# PROBLEM REQUIREMENTS
In the records below, print each line exactly and leave every image out.

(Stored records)
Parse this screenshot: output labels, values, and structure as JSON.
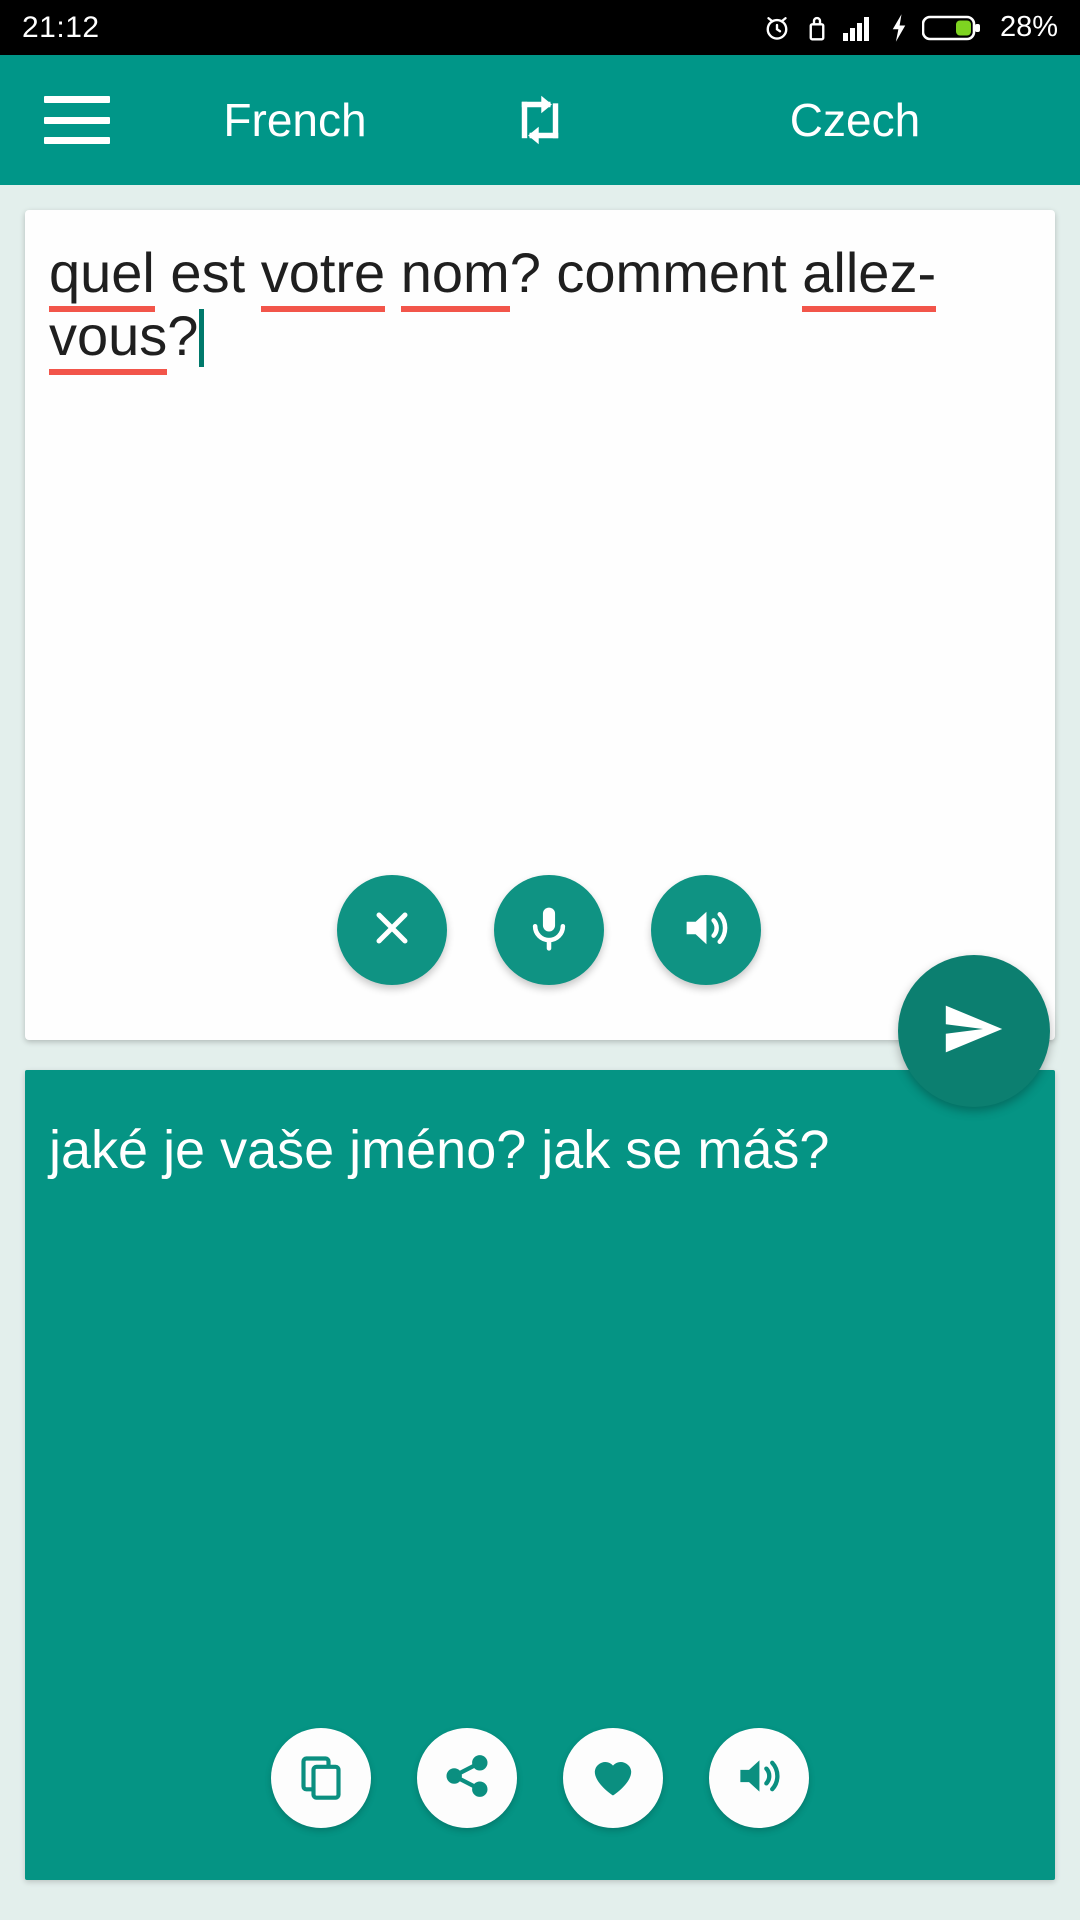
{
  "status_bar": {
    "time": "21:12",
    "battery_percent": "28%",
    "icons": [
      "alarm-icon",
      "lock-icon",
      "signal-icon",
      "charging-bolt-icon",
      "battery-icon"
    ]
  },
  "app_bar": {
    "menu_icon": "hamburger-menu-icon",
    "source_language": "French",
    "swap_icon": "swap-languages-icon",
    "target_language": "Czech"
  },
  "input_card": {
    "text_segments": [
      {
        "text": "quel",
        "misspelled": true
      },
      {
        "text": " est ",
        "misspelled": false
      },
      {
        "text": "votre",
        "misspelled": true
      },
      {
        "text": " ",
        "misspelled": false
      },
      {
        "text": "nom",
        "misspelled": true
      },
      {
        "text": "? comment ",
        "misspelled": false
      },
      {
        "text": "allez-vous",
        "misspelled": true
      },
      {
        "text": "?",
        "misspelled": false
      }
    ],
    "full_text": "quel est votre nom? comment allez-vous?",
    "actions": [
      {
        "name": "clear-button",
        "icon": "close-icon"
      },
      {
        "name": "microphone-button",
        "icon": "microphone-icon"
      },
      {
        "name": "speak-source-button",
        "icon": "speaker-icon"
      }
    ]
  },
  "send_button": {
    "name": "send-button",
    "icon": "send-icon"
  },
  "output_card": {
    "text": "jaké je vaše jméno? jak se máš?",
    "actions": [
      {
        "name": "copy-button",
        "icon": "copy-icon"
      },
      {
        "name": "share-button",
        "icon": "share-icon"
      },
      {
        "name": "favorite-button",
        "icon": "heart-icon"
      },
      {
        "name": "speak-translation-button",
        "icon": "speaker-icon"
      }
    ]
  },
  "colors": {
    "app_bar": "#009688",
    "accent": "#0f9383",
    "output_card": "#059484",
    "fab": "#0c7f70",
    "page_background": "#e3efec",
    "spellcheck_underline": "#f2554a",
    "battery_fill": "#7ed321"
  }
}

# ANSWER TO THIS PROBLEM
Parse this screenshot: output labels, values, and structure as JSON.
{
  "status_bar": {
    "time": "21:12",
    "battery_percent": "28%",
    "icons": [
      "alarm-icon",
      "lock-icon",
      "signal-icon",
      "charging-bolt-icon",
      "battery-icon"
    ]
  },
  "app_bar": {
    "menu_icon": "hamburger-menu-icon",
    "source_language": "French",
    "swap_icon": "swap-languages-icon",
    "target_language": "Czech"
  },
  "input_card": {
    "text_segments": [
      {
        "text": "quel",
        "misspelled": true
      },
      {
        "text": " est ",
        "misspelled": false
      },
      {
        "text": "votre",
        "misspelled": true
      },
      {
        "text": " ",
        "misspelled": false
      },
      {
        "text": "nom",
        "misspelled": true
      },
      {
        "text": "? comment ",
        "misspelled": false
      },
      {
        "text": "allez-vous",
        "misspelled": true
      },
      {
        "text": "?",
        "misspelled": false
      }
    ],
    "full_text": "quel est votre nom? comment allez-vous?",
    "actions": [
      {
        "name": "clear-button",
        "icon": "close-icon"
      },
      {
        "name": "microphone-button",
        "icon": "microphone-icon"
      },
      {
        "name": "speak-source-button",
        "icon": "speaker-icon"
      }
    ]
  },
  "send_button": {
    "name": "send-button",
    "icon": "send-icon"
  },
  "output_card": {
    "text": "jaké je vaše jméno? jak se máš?",
    "actions": [
      {
        "name": "copy-button",
        "icon": "copy-icon"
      },
      {
        "name": "share-button",
        "icon": "share-icon"
      },
      {
        "name": "favorite-button",
        "icon": "heart-icon"
      },
      {
        "name": "speak-translation-button",
        "icon": "speaker-icon"
      }
    ]
  },
  "colors": {
    "app_bar": "#009688",
    "accent": "#0f9383",
    "output_card": "#059484",
    "fab": "#0c7f70",
    "page_background": "#e3efec",
    "spellcheck_underline": "#f2554a",
    "battery_fill": "#7ed321"
  }
}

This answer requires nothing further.